If the trends of the international economies of the past two decades are any guide to the future, it seems that the continual shift in the economic powers among world big economies will see the rise of China as the world largest economy in the not long distant future.
I call this international geoeconomics of our time. This, coupled with the high saving rates of the Chinese, does imply that the Chinese will be a very large international banker, to underwrite many things, not to mention the huge US government debts.
It is quite likely that the international geoeconomics will also shape international geopolitics. The world has to accommodate the changing and changed reality. But that is not our focus here in this forum, so let’s focus on business and economics.
The rise of China economically and the relative decline of the US economy internationally as seen in its falling share of the world economy, will mean there is a need to reform or restructure some of the international institutions that have been built on the post-war economic reality, with the strong focus on the dominance of the US and the west Europeans in the governance of those institutions.
Reforming IMF, the world bank and WTO will not only reflect the need to accommodate the rise of the Chinese economy and its shares in international trade and capital flows, but more importantly the collective transformation of some of the big developing economies, the BRIC for example, and Russia.
Economically and politically, Japan has been underweighted internationally, due to its role in World War II. This also needs to change to be more just and more appropriate in the current world reality more than 60 years after that war. But there have been difficulties in allowing Japan to play a bigger role, because of strong reactions from some of the Asian countries that suffered in the hands of Japanese imperial army during the Second World War. Japan will need to reconcile with its near neighbors on those issues.
Elsewhere when I commented on an article, I made a proposal to introduce a new governing or final voting system (see http://mrlincolns.blogspot.com/2009/05/new-voting-mechanism.html, or http://www.eastasiaforum.org/2009/05/11/the-chiang-mai-initiative-china-japan-and-financial-regionalism/). That proposal attempts to inject new thinking in terms of the governance of international institutions.
That proposal combines the current UN senate-style voting and IMF (economically) representative voting, to give a larger role for every country irrespective its size, but at the same time recognize economic accountability.
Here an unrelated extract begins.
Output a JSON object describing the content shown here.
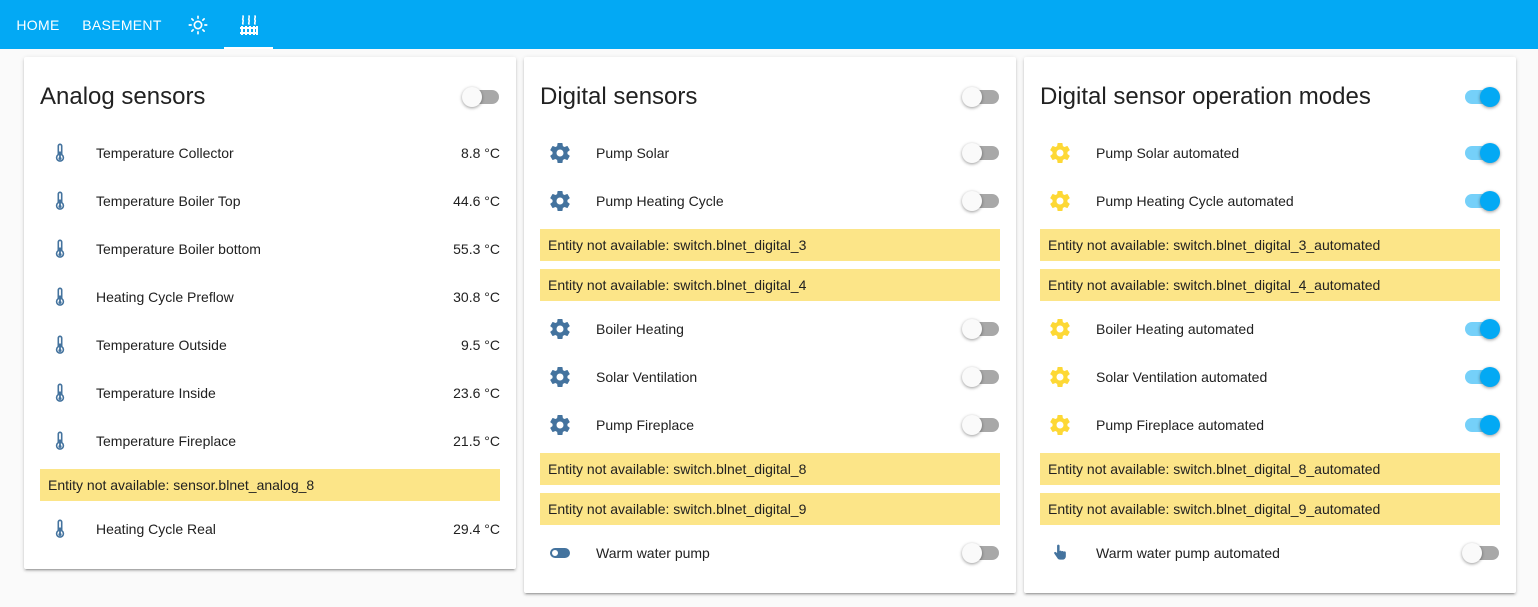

That reflects the world trends of globalization and integration, and the human nature of our current time of becoming more humanitarianism.
The international community needs to persuade big powers, old, new and emerging, to accept a new and more humanitarian approach to the governing of we human beings at this age.